"punishment", and . . . showing a culpable mental
state is essential in establishing that conditions of
confinement are part of the "punishment".
Steading v. Thompson, 941 F.2d 498
, 499-500 (7th Cir. 1991),
citing Wilson v. Seiter, 501 U.S. 294
(1991). Whether Plaintiff
is claiming that the bag of chips with a hole constituted cruel
and unusual punishment or that the conditions of his isolation after his
suicide threat did, he fails to state a claim on either ground.
Receiving a bag of chips with a rodent-bitten hole does not
implicate denial of "the minimal civilized measure's of life's
necessities" that would create an excessive risk to an inmate's
health or safety. Even if the rodent-bitten bag of chips could
constitute such a denial, Plaintiff has not alleged that
defendants possessed a culpable state of mind as required to
state a constitutional claim. At best, Defendants were negligent.
A defendant can never be held liable under § 1983 for negligence.
Daniels v. Williams, 474 U.S. 327
, 328 (1986); Zarnes v.
Rhodes, 64 F.3d 285, 290 (7th Cir. 1995).
To the extent that Plaintiff is claiming that being locked in
the shower for one hour and being put in isolation in the HCU
after he threatened to hang himself constituted cruel and unusual
punishment, this argument also fails. Plaintiff admits that he
threatened to hang himself and that Defendant Chamness was
concerned with whether Plaintiff did attempt to hang himself.

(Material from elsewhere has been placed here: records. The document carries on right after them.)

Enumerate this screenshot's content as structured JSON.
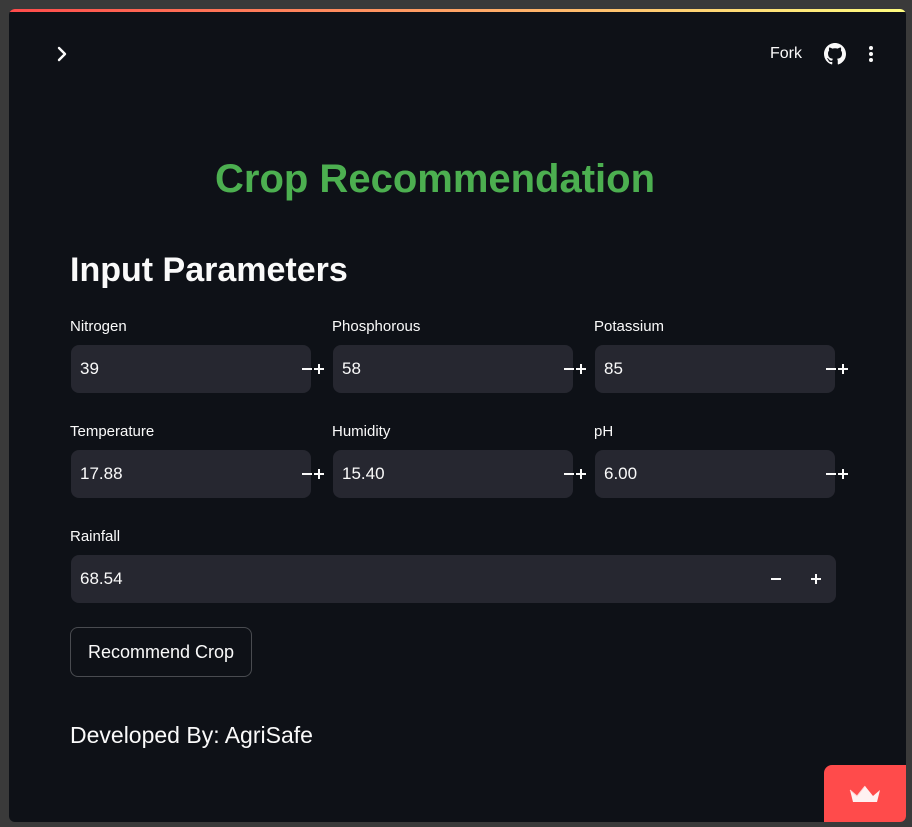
{
  "toolbar": {
    "fork_label": "Fork"
  },
  "page": {
    "title": "Crop Recommendation",
    "section_title": "Input Parameters",
    "footer": "Developed By: AgriSafe"
  },
  "fields": {
    "nitrogen": {
      "label": "Nitrogen",
      "value": "39"
    },
    "phosphorous": {
      "label": "Phosphorous",
      "value": "58"
    },
    "potassium": {
      "label": "Potassium",
      "value": "85"
    },
    "temperature": {
      "label": "Temperature",
      "value": "17.88"
    },
    "humidity": {
      "label": "Humidity",
      "value": "15.40"
    },
    "ph": {
      "label": "pH",
      "value": "6.00"
    },
    "rainfall": {
      "label": "Rainfall",
      "value": "68.54"
    }
  },
  "button": {
    "recommend_label": "Recommend Crop"
  },
  "colors": {
    "background": "#0e1117",
    "input_background": "#262730",
    "title_green": "#4caf50",
    "text": "#fafafa",
    "badge_red": "#ff4b4b"
  },
  "icons": {
    "sidebar_toggle": "chevron-right-icon",
    "github": "github-icon",
    "menu": "more-vertical-icon",
    "decrement": "minus-icon",
    "increment": "plus-icon",
    "badge": "crown-icon"
  }
}
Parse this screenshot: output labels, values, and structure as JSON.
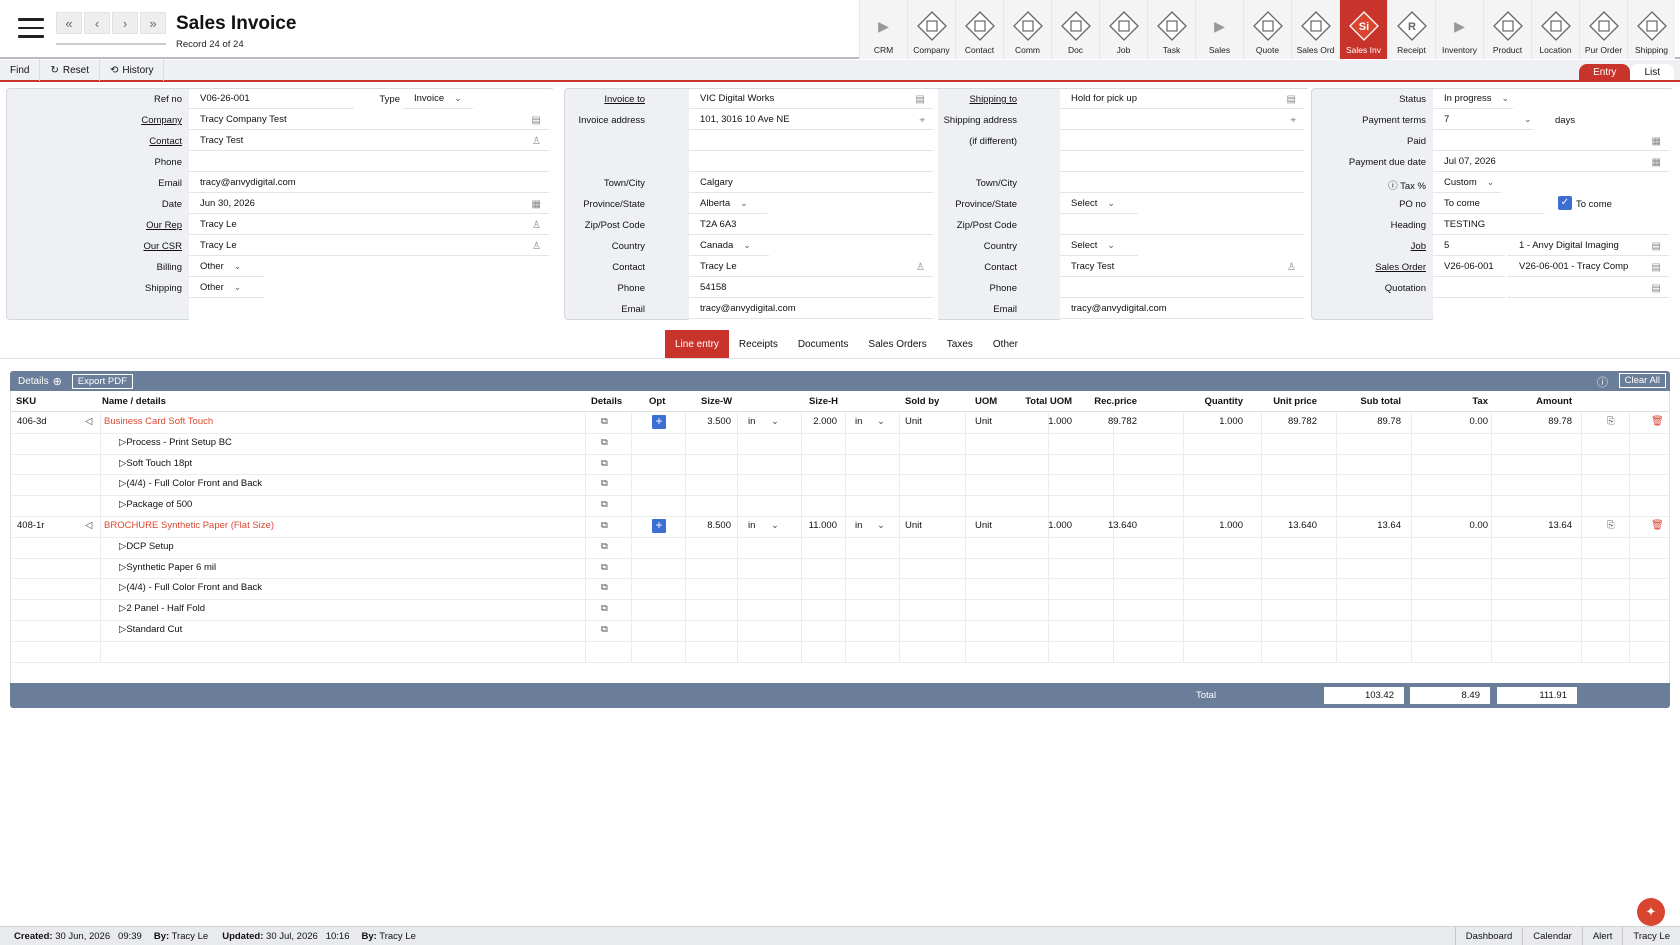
{
  "header": {
    "title": "Sales Invoice",
    "record_info": "Record 24 of 24",
    "nav": [
      "«",
      "‹",
      "›",
      "»"
    ]
  },
  "modules": [
    {
      "label": "CRM",
      "kind": "arrow"
    },
    {
      "label": "Company",
      "kind": "icon"
    },
    {
      "label": "Contact",
      "kind": "icon"
    },
    {
      "label": "Comm",
      "kind": "icon"
    },
    {
      "label": "Doc",
      "kind": "icon"
    },
    {
      "label": "Job",
      "kind": "icon"
    },
    {
      "label": "Task",
      "kind": "icon"
    },
    {
      "label": "Sales",
      "kind": "arrow"
    },
    {
      "label": "Quote",
      "kind": "icon"
    },
    {
      "label": "Sales Ord",
      "kind": "icon"
    },
    {
      "label": "Sales Inv",
      "kind": "icon",
      "active": true,
      "badge": "Si"
    },
    {
      "label": "Receipt",
      "kind": "icon",
      "badge": "R"
    },
    {
      "label": "Inventory",
      "kind": "arrow"
    },
    {
      "label": "Product",
      "kind": "icon"
    },
    {
      "label": "Location",
      "kind": "icon"
    },
    {
      "label": "Pur Order",
      "kind": "icon"
    },
    {
      "label": "Shipping",
      "kind": "icon"
    }
  ],
  "toolbar": {
    "find": "Find",
    "reset": "Reset",
    "history": "History",
    "entry": "Entry",
    "list": "List"
  },
  "left_panel": {
    "refno_label": "Ref no",
    "refno": "V06-26-001",
    "type_label": "Type",
    "type": "Invoice",
    "company_label": "Company",
    "company": "Tracy Company Test",
    "contact_label": "Contact",
    "contact": "Tracy Test",
    "phone_label": "Phone",
    "phone": "",
    "email_label": "Email",
    "email": "tracy@anvydigital.com",
    "date_label": "Date",
    "date": "Jun 30, 2026",
    "ourrep_label": "Our Rep",
    "ourrep": "Tracy Le",
    "ourcsr_label": "Our CSR",
    "ourcsr": "Tracy Le",
    "billing_label": "Billing",
    "billing": "Other",
    "shipping_label": "Shipping",
    "shipping": "Other"
  },
  "invoice_panel": {
    "to_label": "Invoice to",
    "to": "VIC Digital Works",
    "addr_label": "Invoice address",
    "addr": "101, 3016 10 Ave NE",
    "town_label": "Town/City",
    "town": "Calgary",
    "prov_label": "Province/State",
    "prov": "Alberta",
    "zip_label": "Zip/Post Code",
    "zip": "T2A 6A3",
    "country_label": "Country",
    "country": "Canada",
    "contact_label": "Contact",
    "contact": "Tracy Le",
    "phone_label": "Phone",
    "phone": "54158",
    "email_label": "Email",
    "email": "tracy@anvydigital.com"
  },
  "shipping_panel": {
    "to_label": "Shipping to",
    "to": "Hold for pick up",
    "addr_label": "Shipping address",
    "addr_label2": "(if different)",
    "town_label": "Town/City",
    "prov_label": "Province/State",
    "prov": "Select",
    "zip_label": "Zip/Post Code",
    "country_label": "Country",
    "country": "Select",
    "contact_label": "Contact",
    "contact": "Tracy Test",
    "phone_label": "Phone",
    "email_label": "Email",
    "email": "tracy@anvydigital.com"
  },
  "status_panel": {
    "status_label": "Status",
    "status": "In progress",
    "terms_label": "Payment terms",
    "terms": "7",
    "days": "days",
    "paid_label": "Paid",
    "due_label": "Payment due date",
    "due": "Jul 07, 2026",
    "tax_label": "Tax %",
    "tax": "Custom",
    "po_label": "PO no",
    "po": "To come",
    "tocome": "To come",
    "heading_label": "Heading",
    "heading": "TESTING",
    "job_label": "Job",
    "job": "5",
    "job_desc": "1 - Anvy Digital Imaging",
    "so_label": "Sales Order",
    "so": "V26-06-001",
    "so_desc": "V26-06-001 - Tracy Comp",
    "quote_label": "Quotation"
  },
  "tabs": [
    "Line entry",
    "Receipts",
    "Documents",
    "Sales Orders",
    "Taxes",
    "Other"
  ],
  "details": {
    "title": "Details",
    "export": "Export PDF",
    "clear": "Clear All",
    "columns": [
      "SKU",
      "Name / details",
      "Details",
      "Opt",
      "Size-W",
      "Size-H",
      "Sold by",
      "UOM",
      "Total UOM",
      "Rec.price",
      "Quantity",
      "Unit price",
      "Sub total",
      "Tax",
      "Amount"
    ],
    "rows": [
      {
        "sku": "406-3d",
        "name": "Business Card Soft Touch",
        "w": "3.500",
        "wu": "in",
        "h": "2.000",
        "hu": "in",
        "soldby": "Unit",
        "uom": "Unit",
        "tuom": "1.000",
        "rec": "89.782",
        "qty": "1.000",
        "unit": "89.782",
        "sub": "89.78",
        "tax": "0.00",
        "amt": "89.78",
        "children": [
          "Process - Print Setup BC",
          "Soft Touch 18pt",
          "(4/4) - Full Color Front and Back",
          "Package of 500"
        ]
      },
      {
        "sku": "408-1r",
        "name": "BROCHURE Synthetic Paper (Flat Size)",
        "w": "8.500",
        "wu": "in",
        "h": "11.000",
        "hu": "in",
        "soldby": "Unit",
        "uom": "Unit",
        "tuom": "1.000",
        "rec": "13.640",
        "qty": "1.000",
        "unit": "13.640",
        "sub": "13.64",
        "tax": "0.00",
        "amt": "13.64",
        "children": [
          "DCP Setup",
          "Synthetic Paper 6 mil",
          "(4/4) - Full Color Front and Back",
          "2 Panel - Half Fold",
          "Standard Cut"
        ]
      }
    ],
    "total_label": "Total",
    "total_sub": "103.42",
    "total_tax": "8.49",
    "total_amt": "111.91"
  },
  "statusbar": {
    "created_label": "Created:",
    "created": "30 Jun, 2026",
    "created_time": "09:39",
    "by_label": "By:",
    "by": "Tracy Le",
    "updated_label": "Updated:",
    "updated": "30 Jul, 2026",
    "updated_time": "10:16",
    "by2": "Tracy Le",
    "links": [
      "Dashboard",
      "Calendar",
      "Alert",
      "Tracy Le"
    ]
  }
}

Although isolation might constitute a "denial of the minimal
civilized measures of life's necessities," Plaintiff has not
shown the requisite culpable state of mind of the Defendants.
Plaintiff does not state that Defendants isolated him
intentionally to inflict wanton pain upon him. Instead, the
allegations suggest that Plaintiff was isolated for his own
safety. As such, Plaintiff has not stated a claim of cruel and
unusual punishment in violation of the Eighth Amendment.
Second, Plaintiff states that he was denied due process in the
handling of his grievances. "[A] state's inmate grievance
procedures do not give rise to a liberty interest protected by
the due process clause." Antonelli v. Sheahan, 81 F.3d 1422,
1430 (7th Cir. 1995). The Constitution requires no procedure
at all, and the failure of state prison officials to follow their
own procedures does not, of itself, violate the Constitution. Maust v. Headley,
959 F.2d 644, 648 (7th Cir. 1992); Shango v. Jurich, 681 F.2d 1091
(7th Cir. 1982). Accordingly, Plaintiff's statement that he
was denied due process in the grievance procedure does not state
a constitutional claim.
To the extent that Plaintiff is claiming he was denied due
process in the disciplinary proceedings, he also fails to state a
claim. In Wolff v. McDonnell, 418 U.S. 539 (1974), the Supreme
Court set out the minimal procedural protections that must be
provided to a prisoner in disciplinary proceedings in which the
prisoner loses good time, is confined to a disciplinary
segregation, or otherwise subjected to some comparable
deprivation of a constitutionally protected liberty interest.
Id. at 556-572.
Wolff required that inmates facing disciplinary
charges for misconduct be accorded  24 hours'
advance written notice of the charges against them;
 a right to call witnesses and present documentary
evidence in defense, unless doing so would jeopardize
institutional safety or correctional goals;  the
aid of a staff member or inmate in presenting a
defense, provided the inmate is illiterate or the
issues complex;  an impartial tribunal; and  a
written statement of reasons relied on by the
tribunal. 418 U.S. at 563-572.
Hewitt v. Helms, 459 U.S. 460
, 466 n. 3 (1983). The Supreme
Court has also held that due process requires that the findings
of the ...